“A further step in that direction would really turn the UK into a tax haven type of economy,” he said, adding that there were practical and domestic political barriers to doing this.
The OECD declined to comment on his memo, dated June 24, and a separate one seen by Reuters, written soon afterwards, on the outlook after the June 23 vote for Value Added Tax in the United Kingdom, which is made up of Britain and northern Ireland.
The UK is already in the process of cutting its corporate tax rate to 17 percent, compared to an average among other OECD members of around 25 percent.
As part of its stated aim to be the most competitive Group of 20 major economies on tax, the UK has also introduced tax breaks that allow companies pay lower tax rates on some income and no tax on earnings from tax haven subsidiaries.
To significantly improve its appeal to businesses, the UK would need to significantly cut its tax rate or introduce a system of “generous” tax rulings, the OECD said.
Outside the EU, the UK could selectively offer foreign investors one-off tax deals – something prohibited by EU law.

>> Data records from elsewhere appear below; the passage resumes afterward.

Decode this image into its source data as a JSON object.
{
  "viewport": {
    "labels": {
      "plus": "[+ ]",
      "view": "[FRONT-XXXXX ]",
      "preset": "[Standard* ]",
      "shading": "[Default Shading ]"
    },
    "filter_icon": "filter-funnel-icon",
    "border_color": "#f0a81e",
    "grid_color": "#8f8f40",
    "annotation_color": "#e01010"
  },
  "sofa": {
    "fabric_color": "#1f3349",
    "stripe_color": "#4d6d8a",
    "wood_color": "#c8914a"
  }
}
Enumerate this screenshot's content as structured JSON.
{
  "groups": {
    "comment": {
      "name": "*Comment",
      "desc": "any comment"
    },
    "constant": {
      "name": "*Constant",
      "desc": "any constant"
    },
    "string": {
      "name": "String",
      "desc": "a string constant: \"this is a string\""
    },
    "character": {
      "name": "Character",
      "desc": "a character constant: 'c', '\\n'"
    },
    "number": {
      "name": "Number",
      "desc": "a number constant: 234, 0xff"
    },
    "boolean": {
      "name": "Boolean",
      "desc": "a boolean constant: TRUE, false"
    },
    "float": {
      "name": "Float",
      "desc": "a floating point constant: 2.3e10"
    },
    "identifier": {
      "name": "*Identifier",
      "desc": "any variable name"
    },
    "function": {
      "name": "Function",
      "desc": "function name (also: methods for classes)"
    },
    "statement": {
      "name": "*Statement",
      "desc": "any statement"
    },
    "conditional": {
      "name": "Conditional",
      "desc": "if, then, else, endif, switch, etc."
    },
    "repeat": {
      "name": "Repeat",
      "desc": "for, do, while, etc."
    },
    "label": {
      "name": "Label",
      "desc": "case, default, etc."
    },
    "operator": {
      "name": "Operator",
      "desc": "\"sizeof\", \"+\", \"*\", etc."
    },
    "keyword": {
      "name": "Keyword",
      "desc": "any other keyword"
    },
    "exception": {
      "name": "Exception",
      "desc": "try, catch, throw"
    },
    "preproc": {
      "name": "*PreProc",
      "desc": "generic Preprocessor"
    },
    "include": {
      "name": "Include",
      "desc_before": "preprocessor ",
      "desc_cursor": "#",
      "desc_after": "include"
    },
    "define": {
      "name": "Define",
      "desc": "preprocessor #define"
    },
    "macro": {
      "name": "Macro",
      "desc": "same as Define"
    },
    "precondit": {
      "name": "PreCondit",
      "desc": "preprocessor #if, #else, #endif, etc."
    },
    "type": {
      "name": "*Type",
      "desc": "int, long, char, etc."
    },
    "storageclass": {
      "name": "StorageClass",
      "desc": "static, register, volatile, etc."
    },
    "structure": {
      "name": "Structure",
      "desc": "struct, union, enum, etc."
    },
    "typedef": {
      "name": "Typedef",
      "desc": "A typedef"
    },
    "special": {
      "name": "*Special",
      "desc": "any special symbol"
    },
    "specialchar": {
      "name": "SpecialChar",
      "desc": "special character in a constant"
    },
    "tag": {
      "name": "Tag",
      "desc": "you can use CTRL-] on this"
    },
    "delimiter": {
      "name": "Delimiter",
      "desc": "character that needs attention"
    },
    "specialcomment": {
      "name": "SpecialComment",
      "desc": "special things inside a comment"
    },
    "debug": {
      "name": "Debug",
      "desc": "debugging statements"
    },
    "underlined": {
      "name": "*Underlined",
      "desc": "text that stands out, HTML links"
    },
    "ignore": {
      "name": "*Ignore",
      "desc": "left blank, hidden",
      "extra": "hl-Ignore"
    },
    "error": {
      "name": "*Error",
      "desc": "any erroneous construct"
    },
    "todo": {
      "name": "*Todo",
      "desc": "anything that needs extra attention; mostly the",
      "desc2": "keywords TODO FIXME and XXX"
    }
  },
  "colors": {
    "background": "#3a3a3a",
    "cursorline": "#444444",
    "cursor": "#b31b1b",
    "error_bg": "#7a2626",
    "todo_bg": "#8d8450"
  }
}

The European Commission is taking legal action against Ireland and Luxembourg for allegedly giving sweetheart tax deals to companies like iPhone maker Apple and burger chain McDonalds that allowed them to shift profits from other EU nations. The countries and companies deny breaking any rules.